Top of RECORD EXTRACTS
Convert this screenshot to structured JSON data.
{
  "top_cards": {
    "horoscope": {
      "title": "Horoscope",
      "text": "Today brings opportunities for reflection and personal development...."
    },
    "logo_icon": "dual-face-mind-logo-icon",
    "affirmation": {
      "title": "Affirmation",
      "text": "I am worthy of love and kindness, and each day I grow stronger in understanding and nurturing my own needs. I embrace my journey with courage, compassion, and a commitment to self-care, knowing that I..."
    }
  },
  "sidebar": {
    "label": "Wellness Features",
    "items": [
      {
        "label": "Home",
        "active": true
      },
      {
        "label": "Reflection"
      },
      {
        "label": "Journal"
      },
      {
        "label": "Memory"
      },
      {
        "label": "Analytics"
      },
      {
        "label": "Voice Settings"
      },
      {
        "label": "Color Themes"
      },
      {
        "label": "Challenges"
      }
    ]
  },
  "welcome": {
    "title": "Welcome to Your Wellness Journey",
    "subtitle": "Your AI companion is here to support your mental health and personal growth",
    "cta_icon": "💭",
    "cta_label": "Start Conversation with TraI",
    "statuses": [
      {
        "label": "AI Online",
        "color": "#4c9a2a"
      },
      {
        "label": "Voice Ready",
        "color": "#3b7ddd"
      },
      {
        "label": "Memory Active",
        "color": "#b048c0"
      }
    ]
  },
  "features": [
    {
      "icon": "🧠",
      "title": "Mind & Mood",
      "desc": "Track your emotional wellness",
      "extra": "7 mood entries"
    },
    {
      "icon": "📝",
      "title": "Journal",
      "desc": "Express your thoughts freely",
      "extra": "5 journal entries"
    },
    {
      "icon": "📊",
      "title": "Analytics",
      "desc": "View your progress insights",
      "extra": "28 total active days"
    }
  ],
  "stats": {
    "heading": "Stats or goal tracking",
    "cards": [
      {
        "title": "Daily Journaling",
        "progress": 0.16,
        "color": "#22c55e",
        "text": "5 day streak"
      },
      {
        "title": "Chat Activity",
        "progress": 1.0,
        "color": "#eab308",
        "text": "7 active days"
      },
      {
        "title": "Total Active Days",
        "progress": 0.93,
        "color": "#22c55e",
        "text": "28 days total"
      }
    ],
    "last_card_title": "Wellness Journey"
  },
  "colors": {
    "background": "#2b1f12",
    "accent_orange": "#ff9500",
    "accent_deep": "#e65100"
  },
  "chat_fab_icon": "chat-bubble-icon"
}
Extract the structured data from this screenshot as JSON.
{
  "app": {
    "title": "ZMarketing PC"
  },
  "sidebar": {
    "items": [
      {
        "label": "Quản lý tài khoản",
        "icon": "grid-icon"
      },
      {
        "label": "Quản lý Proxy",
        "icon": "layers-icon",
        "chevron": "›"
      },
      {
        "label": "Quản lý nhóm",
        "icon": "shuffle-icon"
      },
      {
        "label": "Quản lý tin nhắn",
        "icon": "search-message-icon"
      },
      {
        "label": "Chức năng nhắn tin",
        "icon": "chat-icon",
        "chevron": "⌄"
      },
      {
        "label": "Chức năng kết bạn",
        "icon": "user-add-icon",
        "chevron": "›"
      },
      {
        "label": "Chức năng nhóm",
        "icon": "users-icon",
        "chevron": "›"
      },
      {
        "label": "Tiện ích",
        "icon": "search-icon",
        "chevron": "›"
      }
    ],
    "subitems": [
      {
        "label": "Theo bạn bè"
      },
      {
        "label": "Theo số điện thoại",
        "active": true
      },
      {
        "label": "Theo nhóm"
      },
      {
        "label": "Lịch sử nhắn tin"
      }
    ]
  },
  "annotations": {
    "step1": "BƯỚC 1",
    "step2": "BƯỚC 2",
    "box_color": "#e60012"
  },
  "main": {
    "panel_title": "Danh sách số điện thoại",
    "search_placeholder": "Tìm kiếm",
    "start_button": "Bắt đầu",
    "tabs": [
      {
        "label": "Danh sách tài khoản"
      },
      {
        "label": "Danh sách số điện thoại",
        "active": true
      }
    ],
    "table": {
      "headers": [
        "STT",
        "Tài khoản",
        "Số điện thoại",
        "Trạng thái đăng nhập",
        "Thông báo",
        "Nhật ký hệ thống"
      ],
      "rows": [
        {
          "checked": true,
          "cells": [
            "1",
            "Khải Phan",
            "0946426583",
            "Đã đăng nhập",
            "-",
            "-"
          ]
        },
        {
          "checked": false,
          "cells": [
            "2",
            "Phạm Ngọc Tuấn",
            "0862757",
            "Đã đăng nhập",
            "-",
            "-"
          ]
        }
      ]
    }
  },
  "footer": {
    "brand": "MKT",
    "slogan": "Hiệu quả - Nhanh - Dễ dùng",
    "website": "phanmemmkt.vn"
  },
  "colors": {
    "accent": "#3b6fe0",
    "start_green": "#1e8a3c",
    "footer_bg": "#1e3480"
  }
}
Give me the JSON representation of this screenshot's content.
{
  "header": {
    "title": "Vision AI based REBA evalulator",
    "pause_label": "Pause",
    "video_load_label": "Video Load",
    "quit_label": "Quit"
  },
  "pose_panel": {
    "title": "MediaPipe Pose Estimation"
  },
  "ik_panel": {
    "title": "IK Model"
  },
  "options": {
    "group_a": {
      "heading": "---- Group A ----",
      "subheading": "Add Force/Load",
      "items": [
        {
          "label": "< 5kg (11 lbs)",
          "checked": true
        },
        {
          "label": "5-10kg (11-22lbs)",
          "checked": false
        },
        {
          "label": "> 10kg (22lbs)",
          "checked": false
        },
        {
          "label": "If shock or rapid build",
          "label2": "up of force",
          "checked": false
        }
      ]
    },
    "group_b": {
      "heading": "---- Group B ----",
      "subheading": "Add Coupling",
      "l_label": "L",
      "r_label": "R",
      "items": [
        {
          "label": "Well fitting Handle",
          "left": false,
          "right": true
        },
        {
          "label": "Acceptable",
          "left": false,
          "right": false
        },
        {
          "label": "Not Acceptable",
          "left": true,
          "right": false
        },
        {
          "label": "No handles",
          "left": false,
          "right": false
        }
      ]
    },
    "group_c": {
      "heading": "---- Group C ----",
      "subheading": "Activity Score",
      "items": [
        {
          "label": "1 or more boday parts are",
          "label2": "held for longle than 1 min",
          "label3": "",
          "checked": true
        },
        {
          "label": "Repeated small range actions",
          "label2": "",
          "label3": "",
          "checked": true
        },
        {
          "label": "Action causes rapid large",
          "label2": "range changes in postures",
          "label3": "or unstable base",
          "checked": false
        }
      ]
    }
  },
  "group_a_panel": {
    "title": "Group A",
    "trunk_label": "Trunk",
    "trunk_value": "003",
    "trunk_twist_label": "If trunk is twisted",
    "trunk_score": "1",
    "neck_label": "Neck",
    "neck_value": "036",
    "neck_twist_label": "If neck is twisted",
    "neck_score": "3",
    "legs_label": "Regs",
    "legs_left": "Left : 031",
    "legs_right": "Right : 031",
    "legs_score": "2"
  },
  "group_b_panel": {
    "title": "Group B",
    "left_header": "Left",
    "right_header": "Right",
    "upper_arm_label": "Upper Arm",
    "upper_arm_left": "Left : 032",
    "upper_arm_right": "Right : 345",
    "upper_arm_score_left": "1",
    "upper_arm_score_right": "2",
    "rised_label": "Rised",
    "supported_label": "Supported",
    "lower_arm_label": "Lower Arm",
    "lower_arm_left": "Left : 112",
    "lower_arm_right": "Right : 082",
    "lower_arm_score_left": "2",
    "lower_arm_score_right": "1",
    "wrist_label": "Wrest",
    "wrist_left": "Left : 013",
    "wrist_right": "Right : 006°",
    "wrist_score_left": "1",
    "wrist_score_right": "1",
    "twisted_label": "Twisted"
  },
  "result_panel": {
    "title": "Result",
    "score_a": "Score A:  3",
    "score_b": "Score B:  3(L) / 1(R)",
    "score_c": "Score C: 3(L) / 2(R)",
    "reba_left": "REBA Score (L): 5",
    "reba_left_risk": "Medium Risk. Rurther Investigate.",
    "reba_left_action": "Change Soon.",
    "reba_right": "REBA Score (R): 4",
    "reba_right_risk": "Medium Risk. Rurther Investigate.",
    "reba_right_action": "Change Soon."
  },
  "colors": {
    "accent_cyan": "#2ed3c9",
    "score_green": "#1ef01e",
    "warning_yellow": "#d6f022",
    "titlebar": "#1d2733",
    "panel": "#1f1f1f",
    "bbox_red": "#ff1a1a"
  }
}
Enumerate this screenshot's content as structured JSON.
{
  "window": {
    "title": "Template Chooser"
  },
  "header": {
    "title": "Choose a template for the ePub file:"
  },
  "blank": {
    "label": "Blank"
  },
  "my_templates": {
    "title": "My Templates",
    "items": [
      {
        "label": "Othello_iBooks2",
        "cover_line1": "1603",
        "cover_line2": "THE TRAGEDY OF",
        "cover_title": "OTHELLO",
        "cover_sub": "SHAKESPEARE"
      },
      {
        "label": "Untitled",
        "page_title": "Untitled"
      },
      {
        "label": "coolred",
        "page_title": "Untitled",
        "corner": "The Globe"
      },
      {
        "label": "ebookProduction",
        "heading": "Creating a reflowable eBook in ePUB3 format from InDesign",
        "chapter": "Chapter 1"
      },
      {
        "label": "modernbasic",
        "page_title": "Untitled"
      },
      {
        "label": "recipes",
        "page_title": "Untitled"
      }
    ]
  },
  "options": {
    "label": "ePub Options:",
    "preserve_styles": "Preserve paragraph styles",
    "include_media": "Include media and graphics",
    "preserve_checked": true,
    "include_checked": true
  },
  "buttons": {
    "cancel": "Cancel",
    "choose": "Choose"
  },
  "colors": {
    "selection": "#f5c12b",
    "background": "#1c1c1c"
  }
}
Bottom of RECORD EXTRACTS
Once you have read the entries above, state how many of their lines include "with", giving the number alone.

2